(Web page and app entries)
%%

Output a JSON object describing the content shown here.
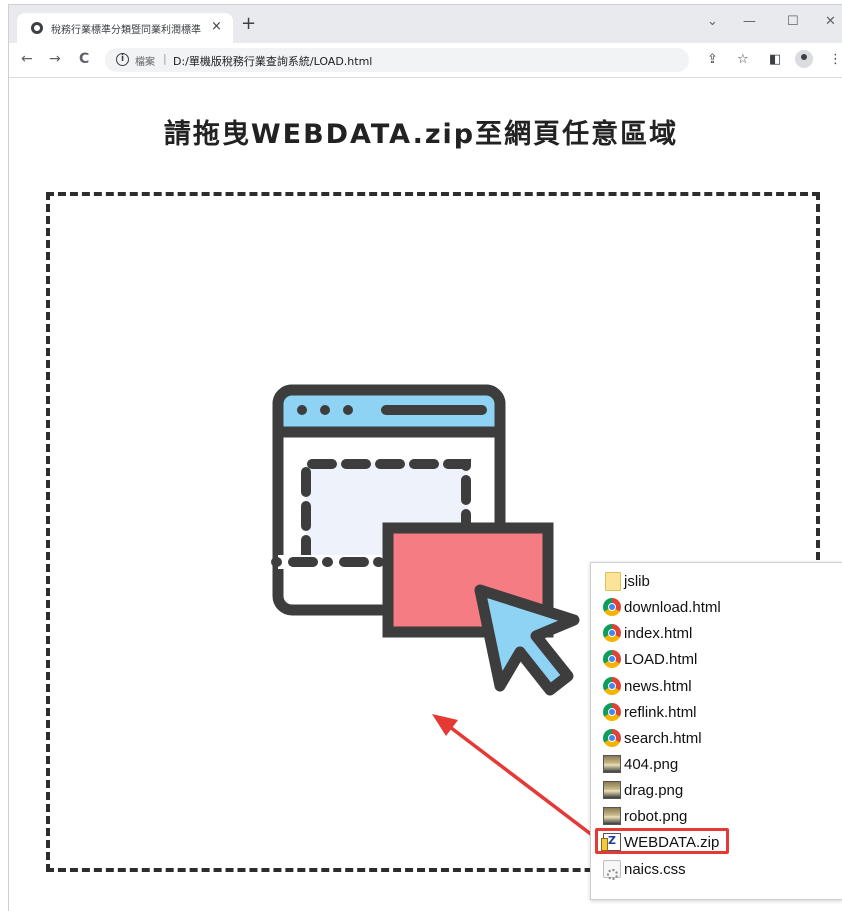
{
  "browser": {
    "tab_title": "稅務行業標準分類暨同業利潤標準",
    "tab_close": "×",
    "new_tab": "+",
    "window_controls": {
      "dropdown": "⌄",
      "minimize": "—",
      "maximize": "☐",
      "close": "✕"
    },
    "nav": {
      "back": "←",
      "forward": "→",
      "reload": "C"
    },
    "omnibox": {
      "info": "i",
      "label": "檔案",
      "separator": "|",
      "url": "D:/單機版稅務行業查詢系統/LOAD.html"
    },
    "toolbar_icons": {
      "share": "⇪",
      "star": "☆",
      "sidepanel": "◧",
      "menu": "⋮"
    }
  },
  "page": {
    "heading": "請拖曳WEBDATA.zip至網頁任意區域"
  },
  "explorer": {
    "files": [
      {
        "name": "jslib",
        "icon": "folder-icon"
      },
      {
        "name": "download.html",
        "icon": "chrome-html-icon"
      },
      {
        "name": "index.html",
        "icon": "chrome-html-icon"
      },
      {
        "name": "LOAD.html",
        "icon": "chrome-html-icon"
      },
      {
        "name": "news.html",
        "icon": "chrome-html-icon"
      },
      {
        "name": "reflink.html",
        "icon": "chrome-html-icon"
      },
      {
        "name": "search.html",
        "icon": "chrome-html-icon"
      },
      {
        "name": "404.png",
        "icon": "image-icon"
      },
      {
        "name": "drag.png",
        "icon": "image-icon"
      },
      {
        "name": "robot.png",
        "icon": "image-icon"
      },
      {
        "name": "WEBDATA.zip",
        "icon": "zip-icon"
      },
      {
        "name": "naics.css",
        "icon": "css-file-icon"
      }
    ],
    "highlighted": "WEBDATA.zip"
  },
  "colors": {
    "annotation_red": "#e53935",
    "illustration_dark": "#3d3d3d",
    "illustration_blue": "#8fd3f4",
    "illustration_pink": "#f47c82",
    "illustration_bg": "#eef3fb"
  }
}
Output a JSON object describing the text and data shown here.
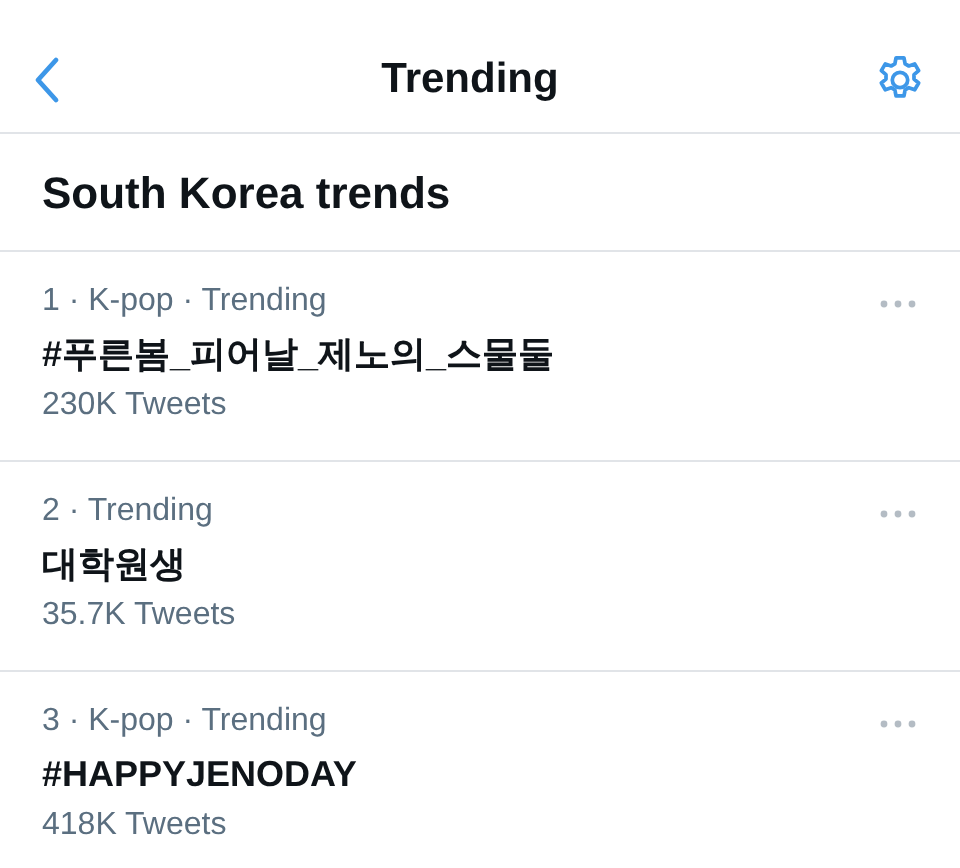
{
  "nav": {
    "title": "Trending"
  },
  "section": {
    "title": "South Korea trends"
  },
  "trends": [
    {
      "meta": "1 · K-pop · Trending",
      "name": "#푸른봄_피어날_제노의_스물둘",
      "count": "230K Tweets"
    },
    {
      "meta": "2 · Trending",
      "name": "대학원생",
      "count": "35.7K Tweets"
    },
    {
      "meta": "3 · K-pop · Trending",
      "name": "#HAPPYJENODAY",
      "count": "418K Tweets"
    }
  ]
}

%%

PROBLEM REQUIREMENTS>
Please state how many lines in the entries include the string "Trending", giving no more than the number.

RESULT>
4